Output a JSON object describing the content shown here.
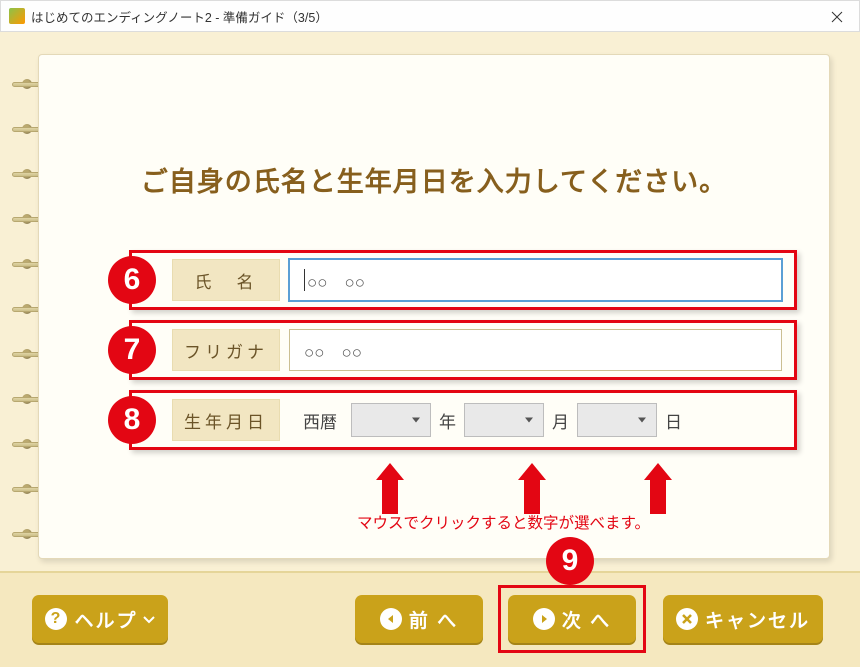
{
  "window": {
    "title": "はじめてのエンディングノート2 - 準備ガイド（3/5）"
  },
  "heading": "ご自身の氏名と生年月日を入力してください。",
  "badges": {
    "r6": "6",
    "r7": "7",
    "r8": "8",
    "r9": "9"
  },
  "fields": {
    "name_label": "氏　名",
    "name_value": "○○　○○",
    "kana_label": "フリガナ",
    "kana_value": "○○　○○",
    "dob_label": "生年月日",
    "era": "西暦",
    "year_unit": "年",
    "month_unit": "月",
    "day_unit": "日"
  },
  "hint": "マウスでクリックすると数字が選べます。",
  "buttons": {
    "help": "ヘルプ",
    "prev": "前 へ",
    "next": "次 へ",
    "cancel": "キャンセル"
  }
}
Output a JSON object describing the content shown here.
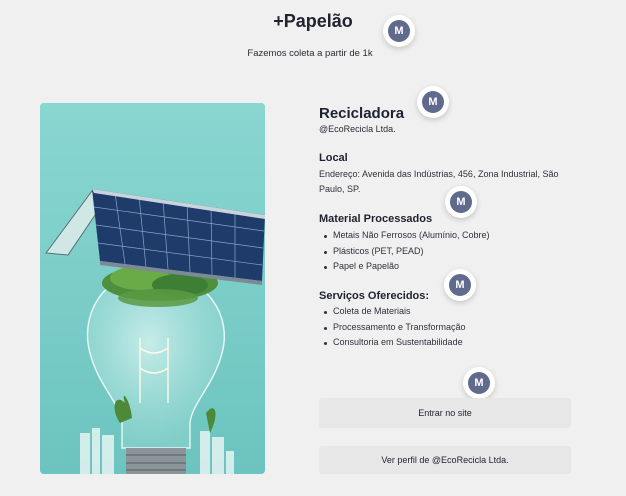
{
  "header": {
    "title": "+Papelão",
    "subtitle": "Fazemos coleta a partir de 1k"
  },
  "avatar_initial": "M",
  "profile": {
    "name": "Recicladora",
    "handle": "@EcoRecicla Ltda."
  },
  "local": {
    "title": "Local",
    "address": "Endereço: Avenida das Indústrias, 456, Zona Industrial, São Paulo, SP."
  },
  "materials": {
    "title": "Material Processados",
    "items": [
      "Metais Não Ferrosos (Alumínio, Cobre)",
      "Plásticos (PET, PEAD)",
      "Papel e Papelão"
    ]
  },
  "services": {
    "title": "Serviços Oferecidos:",
    "items": [
      "Coleta de Materiais",
      "Processamento e Transformação",
      "Consultoria em Sustentabilidade"
    ]
  },
  "buttons": {
    "enter_site": "Entrar no site",
    "view_profile": "Ver perfil de @EcoRecicla Ltda."
  },
  "hero_image": {
    "description_icon": "solar-panel-lightbulb-image"
  }
}
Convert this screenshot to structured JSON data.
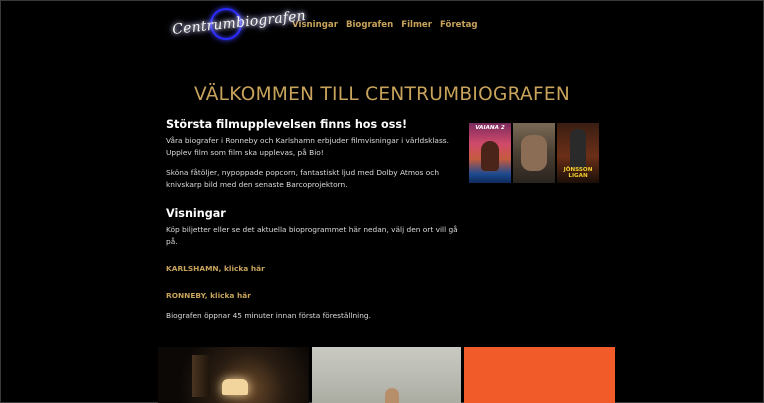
{
  "brand": {
    "logo_text": "Centrumbiografen"
  },
  "nav": {
    "items": [
      "Visningar",
      "Biografen",
      "Filmer",
      "Företag"
    ]
  },
  "main": {
    "title": "VÄLKOMMEN TILL CENTRUMBIOGRAFEN",
    "intro_heading": "Största filmupplevelsen finns hos oss!",
    "intro_p1": "Våra biografer i Ronneby och Karlshamn erbjuder filmvisningar i världsklass. Upplev film som film ska upplevas, på Bio!",
    "intro_p2": "Sköna fåtöljer, nypoppade popcorn, fantastiskt ljud med Dolby Atmos och knivskarp bild med den senaste Barcoprojektorn.",
    "showings_heading": "Visningar",
    "showings_p": "Köp biljetter eller se det aktuella bioprogrammet här nedan, välj den ort vill gå på.",
    "link_karlshamn": "KARLSHAMN, klicka här",
    "link_ronneby": "RONNEBY, klicka här",
    "opening_note": "Biografen öppnar 45 minuter innan första föreställning."
  },
  "posters": {
    "moana_title": "VAIANA 2",
    "jonsson_title": "JÖNSSON LIGAN"
  },
  "colors": {
    "accent_gold": "#c8a35b",
    "background": "#000000",
    "tile_orange": "#f15a29"
  }
}
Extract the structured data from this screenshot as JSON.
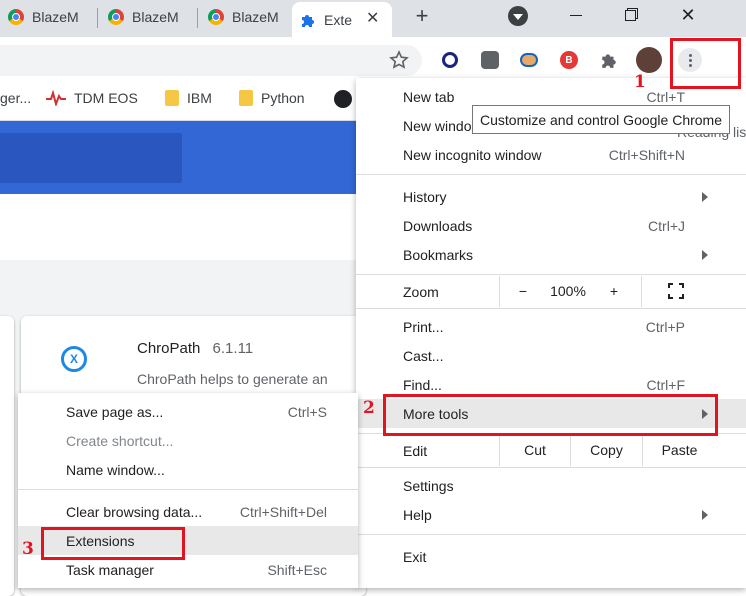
{
  "tabs": [
    {
      "label": "BlazeM"
    },
    {
      "label": "BlazeM"
    },
    {
      "label": "BlazeM"
    },
    {
      "label": "Exte",
      "active": true
    }
  ],
  "bookmarks": [
    {
      "label": "ger...",
      "icon": "person-icon"
    },
    {
      "label": "TDM EOS",
      "icon": "pulse-icon"
    },
    {
      "label": "IBM",
      "icon": "folder-icon"
    },
    {
      "label": "Python",
      "icon": "folder-icon"
    },
    {
      "label": "",
      "icon": "github-icon"
    }
  ],
  "extension_card": {
    "name": "ChroPath",
    "version": "6.1.11",
    "description": "ChroPath helps to generate an"
  },
  "tooltip": "Customize and control Google Chrome",
  "menu": {
    "new_tab": "New tab",
    "new_tab_shortcut": "Ctrl+T",
    "new_window": "New windo",
    "reading_list": "Reading list",
    "new_incognito": "New incognito window",
    "new_incognito_shortcut": "Ctrl+Shift+N",
    "history": "History",
    "downloads": "Downloads",
    "downloads_shortcut": "Ctrl+J",
    "bookmarks": "Bookmarks",
    "zoom": "Zoom",
    "zoom_minus": "−",
    "zoom_level": "100%",
    "zoom_plus": "+",
    "print": "Print...",
    "print_shortcut": "Ctrl+P",
    "cast": "Cast...",
    "find": "Find...",
    "find_shortcut": "Ctrl+F",
    "more_tools": "More tools",
    "edit": "Edit",
    "cut": "Cut",
    "copy": "Copy",
    "paste": "Paste",
    "settings": "Settings",
    "help": "Help",
    "exit": "Exit"
  },
  "submenu": {
    "save_page": "Save page as...",
    "save_page_shortcut": "Ctrl+S",
    "create_shortcut": "Create shortcut...",
    "name_window": "Name window...",
    "clear_browsing": "Clear browsing data...",
    "clear_browsing_shortcut": "Ctrl+Shift+Del",
    "extensions": "Extensions",
    "task_manager": "Task manager",
    "task_manager_shortcut": "Shift+Esc"
  },
  "annotations": {
    "step1": "1",
    "step2": "2",
    "step3": "3",
    "color": "#e3141f"
  }
}
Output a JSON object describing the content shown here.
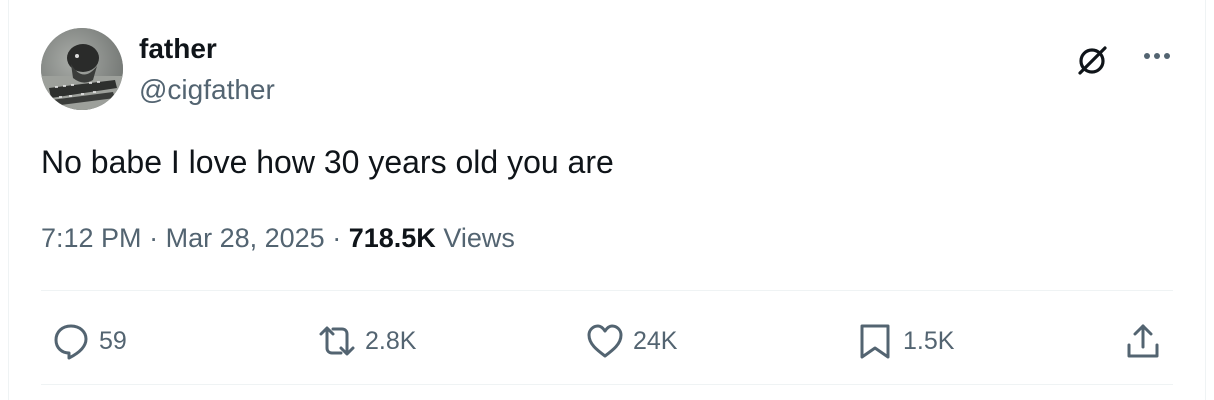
{
  "author": {
    "display_name": "father",
    "handle": "@cigfather"
  },
  "tweet": {
    "text": "No babe I love how 30 years old you are",
    "time": "7:12 PM",
    "separator": "·",
    "date": "Mar 28, 2025",
    "views_count": "718.5K",
    "views_label": "Views"
  },
  "actions": {
    "replies": "59",
    "reposts": "2.8K",
    "likes": "24K",
    "bookmarks": "1.5K"
  },
  "icons": {
    "grok": "grok-icon",
    "more": "more-horizontal-icon",
    "reply": "reply-icon",
    "repost": "repost-icon",
    "like": "heart-icon",
    "bookmark": "bookmark-icon",
    "share": "share-icon"
  },
  "colors": {
    "text_primary": "#0f1419",
    "text_secondary": "#536471",
    "divider": "#eff3f4"
  }
}
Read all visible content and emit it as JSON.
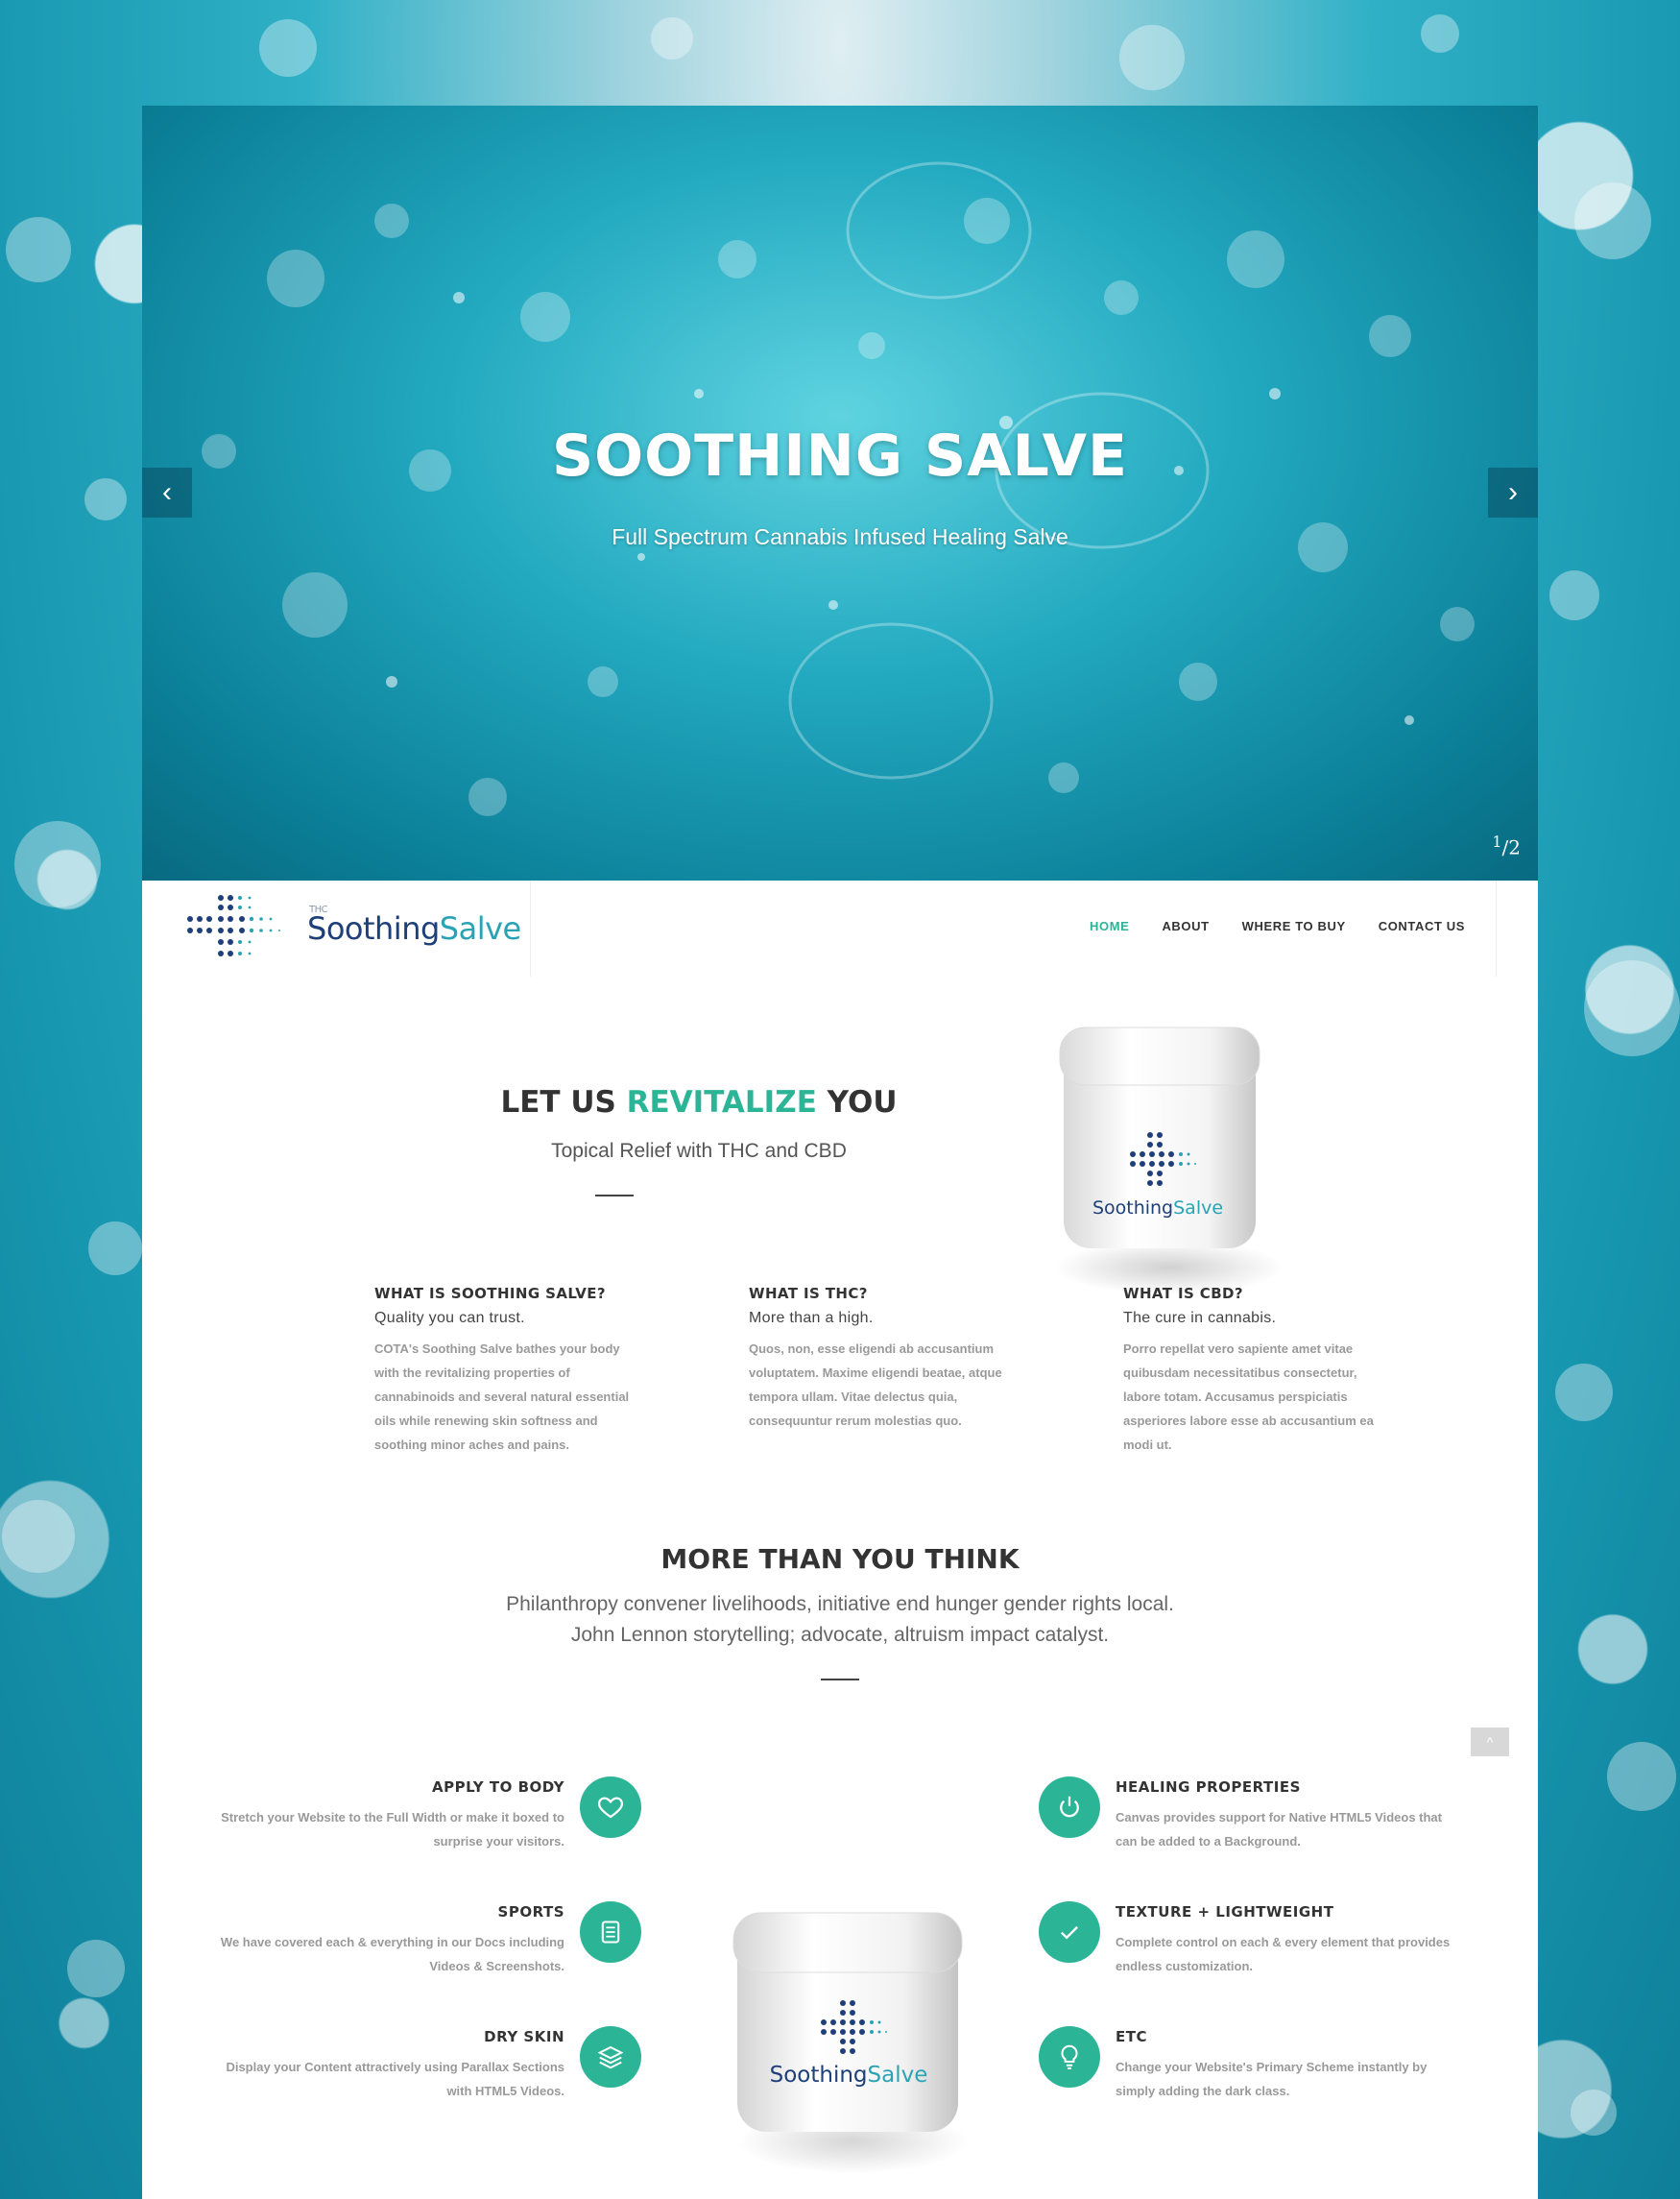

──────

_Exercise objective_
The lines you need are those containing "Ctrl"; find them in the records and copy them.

_Response area_
    "new_tab_shortcut": "Ctrl+T",
    "new_incognito_shortcut": "Ctrl+Shift+N",
    "downloads_shortcut": "Ctrl+J",
    "print_shortcut": "Ctrl+P",
    "find_shortcut": "Ctrl+F",
    "save_page_shortcut": "Ctrl+S",
    "clear_browsing_shortcut": "Ctrl+Shift+Del",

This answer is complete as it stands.